The history behind DeLaSalle’s $8 million Troost expansion

Reprinted from the February 2013 Hyde Parker newsletter

When the DeLaSalle Education Center opens an expanded 300-student campus this fall, it will be the latest chapter in a Troost Avenue development saga that began more than 100 years ago.

In the process, a seven-decade long effort to serve teenagers who have not done well in traditional public high schools will grow in scope. It will also be a new twist in the ongoing educational legacy of one of the most influential Catholic leaders in Kansas City during the first half of the 20th century.

The $8 million expansion at the charter school consists of an 18,000 sq. ft. addition connected to DeLaSalle’s Forest Ave. building, with a new Troost address and bigger library. More than $1 million in renovations will occur at the original school, which opened as Bishop Lillis High School in April 1941. J.E Dunn, the same construction contractor as 72 years ago, is managing the project.

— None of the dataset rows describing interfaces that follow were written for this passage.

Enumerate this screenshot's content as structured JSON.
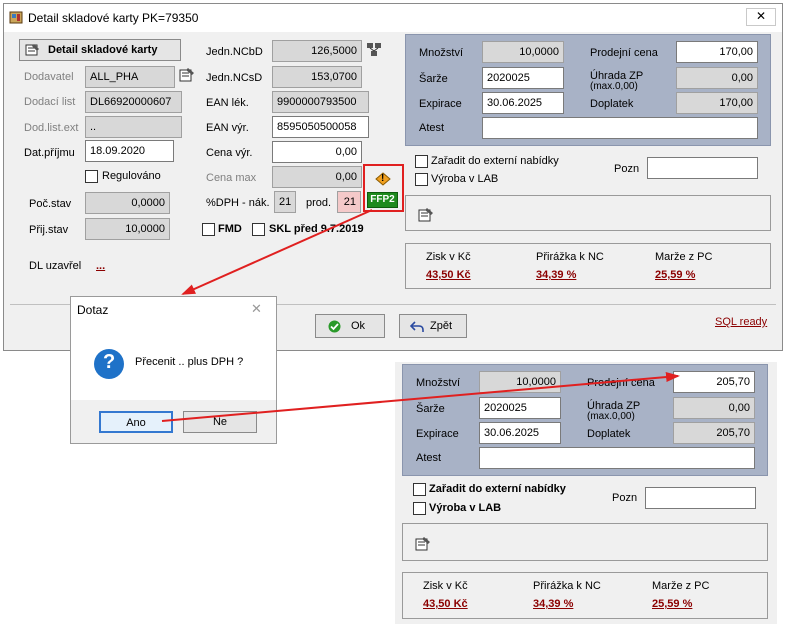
{
  "window": {
    "title": "Detail skladové karty PK=79350",
    "close_symbol": "✕"
  },
  "left": {
    "header_button": "Detail skladové karty",
    "dodavatel_label": "Dodavatel",
    "dodavatel_value": "ALL_PHA",
    "dodaci_list_label": "Dodací list",
    "dodaci_list_value": "DL66920000607",
    "dod_list_ext_label": "Dod.list.ext",
    "dod_list_ext_value": "..",
    "dat_prijmu_label": "Dat.příjmu",
    "dat_prijmu_value": "18.09.2020",
    "regulovano_label": "Regulováno",
    "poc_stav_label": "Poč.stav",
    "poc_stav_value": "0,0000",
    "prij_stav_label": "Přij.stav",
    "prij_stav_value": "10,0000",
    "dl_uzavrel_label": "DL uzavřel",
    "dl_uzavrel_value": "..."
  },
  "middle": {
    "jedn_ncbd_label": "Jedn.NCbD",
    "jedn_ncbd_value": "126,5000",
    "jedn_ncsd_label": "Jedn.NCsD",
    "jedn_ncsd_value": "153,0700",
    "ean_lek_label": "EAN lék.",
    "ean_lek_value": "9900000793500",
    "ean_vyr_label": "EAN výr.",
    "ean_vyr_value": "8595050500058",
    "cena_vyr_label": "Cena výr.",
    "cena_vyr_value": "0,00",
    "cena_max_label": "Cena max",
    "cena_max_value": "0,00",
    "dph_label": "%DPH - nák.",
    "dph_nak_value": "21",
    "prod_label": "prod.",
    "dph_prod_value": "21",
    "ffp2_label": "FFP2",
    "warning_symbol": "!",
    "fmd_label": "FMD",
    "skl_label": "SKL před 9.7.2019"
  },
  "right_top": {
    "mnozstvi_label": "Množství",
    "mnozstvi_value": "10,0000",
    "prodejni_cena_label": "Prodejní cena",
    "prodejni_cena_value": "170,00",
    "sarze_label": "Šarže",
    "sarze_value": "2020025",
    "uhrada_label": "Úhrada ZP",
    "uhrada_sub": "(max.0,00)",
    "uhrada_value": "0,00",
    "expirace_label": "Expirace",
    "expirace_value": "30.06.2025",
    "doplatek_label": "Doplatek",
    "doplatek_value": "170,00",
    "atest_label": "Atest",
    "zaradit_label": "Zařadit do externí nabídky",
    "vyroba_label": "Výroba v LAB",
    "pozn_label": "Pozn",
    "zisk_label": "Zisk v Kč",
    "zisk_value": "43,50 Kč",
    "prirazka_label": "Přirážka k NC",
    "prirazka_value": "34,39 %",
    "marze_label": "Marže z PC",
    "marze_value": "25,59 %"
  },
  "footer": {
    "ok_label": "Ok",
    "zpet_label": "Zpět",
    "sql_ready": "SQL ready"
  },
  "dialog": {
    "title": "Dotaz",
    "close_symbol": "✕",
    "icon_symbol": "?",
    "message": "Přecenit .. plus DPH ?",
    "yes_label": "Ano",
    "no_label": "Ne"
  },
  "bottom": {
    "mnozstvi_label": "Množství",
    "mnozstvi_value": "10,0000",
    "prodejni_cena_label": "Prodejní cena",
    "prodejni_cena_value": "205,70",
    "sarze_label": "Šarže",
    "sarze_value": "2020025",
    "uhrada_label": "Úhrada ZP",
    "uhrada_sub": "(max.0,00)",
    "uhrada_value": "0,00",
    "expirace_label": "Expirace",
    "expirace_value": "30.06.2025",
    "doplatek_label": "Doplatek",
    "doplatek_value": "205,70",
    "atest_label": "Atest",
    "zaradit_label": "Zařadit do externí nabídky",
    "vyroba_label": "Výroba v LAB",
    "pozn_label": "Pozn",
    "zisk_label": "Zisk v Kč",
    "zisk_value": "43,50 Kč",
    "prirazka_label": "Přirážka k NC",
    "prirazka_value": "34,39 %",
    "marze_label": "Marže z PC",
    "marze_value": "25,59 %"
  },
  "colors": {
    "accent_blue_panel": "#a8b2c6",
    "highlight_red": "#e02020",
    "link_dark_red": "#8b0000",
    "ffp2_green": "#1e8a1e"
  }
}
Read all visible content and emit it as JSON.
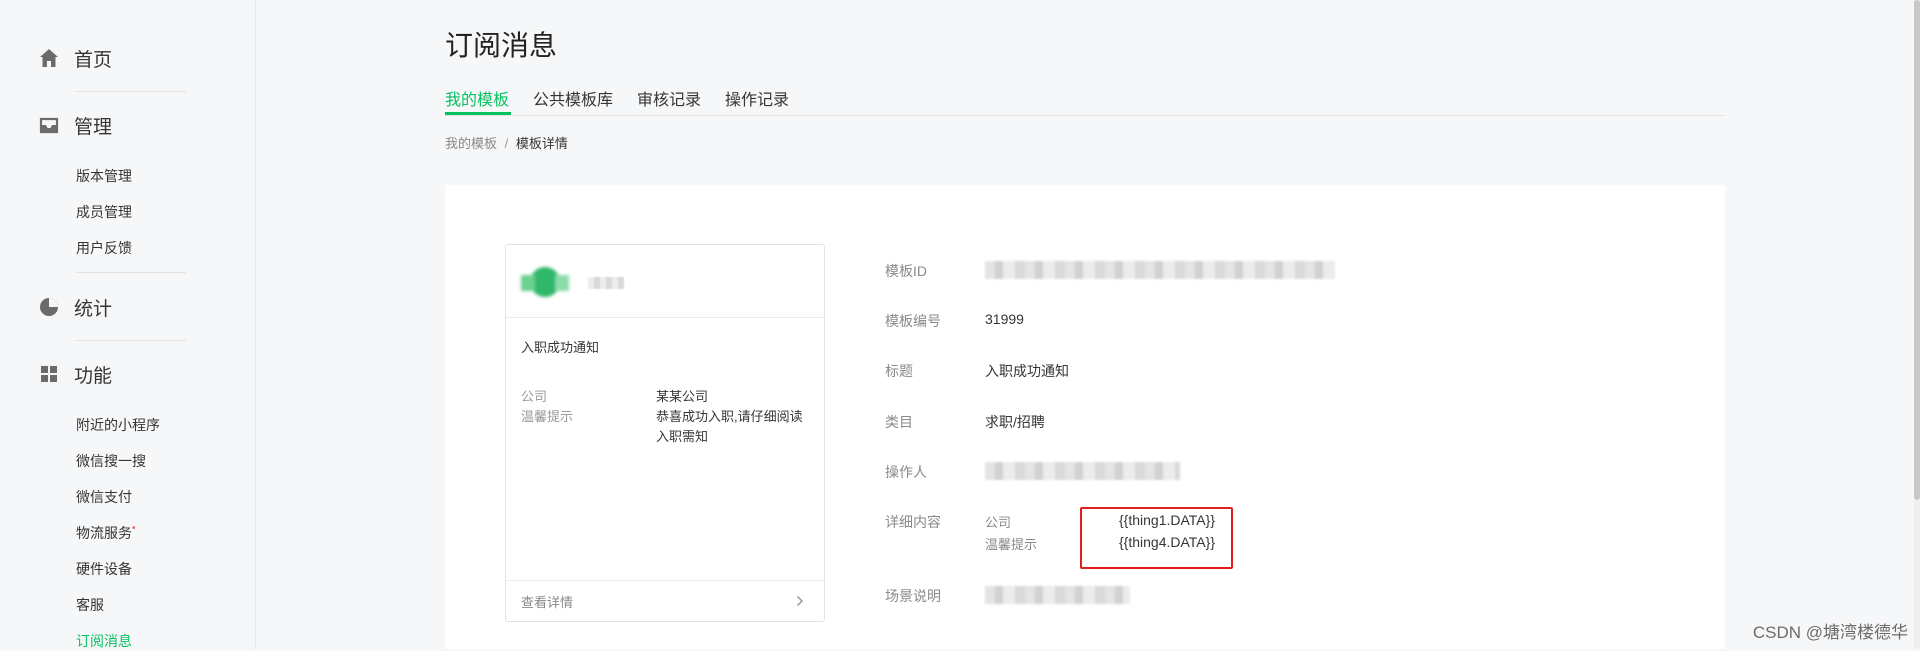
{
  "sidebar": {
    "home": {
      "label": "首页"
    },
    "manage": {
      "label": "管理",
      "items": [
        "版本管理",
        "成员管理",
        "用户反馈"
      ]
    },
    "stats": {
      "label": "统计"
    },
    "features": {
      "label": "功能",
      "items": [
        "附近的小程序",
        "微信搜一搜",
        "微信支付",
        "物流服务",
        "硬件设备",
        "客服",
        "订阅消息"
      ]
    },
    "new_dot": "•"
  },
  "page_title": "订阅消息",
  "tabs": [
    "我的模板",
    "公共模板库",
    "审核记录",
    "操作记录"
  ],
  "breadcrumb": {
    "root": "我的模板",
    "sep": "/",
    "current": "模板详情"
  },
  "preview": {
    "title": "入职成功通知",
    "fields": [
      {
        "key": "公司",
        "value": "某某公司"
      },
      {
        "key": "温馨提示",
        "value": "恭喜成功入职,请仔细阅读入职需知"
      }
    ],
    "more": "查看详情"
  },
  "detail": {
    "template_id_label": "模板ID",
    "number_label": "模板编号",
    "number_value": "31999",
    "title_label": "标题",
    "title_value": "入职成功通知",
    "category_label": "类目",
    "category_value": "求职/招聘",
    "operator_label": "操作人",
    "content_label": "详细内容",
    "content": [
      {
        "key": "公司",
        "value": "{{thing1.DATA}}"
      },
      {
        "key": "温馨提示",
        "value": "{{thing4.DATA}}"
      }
    ],
    "scene_label": "场景说明"
  },
  "watermark": "CSDN @塘湾楼德华",
  "colors": {
    "accent": "#07c160",
    "highlight_box": "#e02020",
    "background": "#f6f7f9"
  }
}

The land was originally the estate of Squier Park founder, James J. Squier, and sat idle during the Great Depression following another developer’s failed plan to turn the site into Squier Manor Community Center, a mixed-use complex of apartments, retailers, a theater, and a hotel. Over the years, most of the block’s Troost frontage remained an auto repair shop and used car lots.

The mostly privately-funded project will allow DeLaSalle, a public school that converted to charter status two years ago, to expand holistic student support programs and experiential learning that includes a print shop and a physics class that makes bamboo bicycles.

DeLaSalle first opened at the former residence of the Christian Brothers at 16th St. and Paseo with 15 students in 1971, and is an offshoot of the former DeLaSalle Academy, where at-risk youth program founder Godfrey Kobets was head athletic coach.

“There are not many alternatives in Kansas City for the high risk population we serve,” said Mark Williamson, executive director. “We fill a continuing need.”

Previous posts

DeLaSalle school upgrading Troost facility

History: The Lillis family legacy on Armour Boulevard


Comments are closed.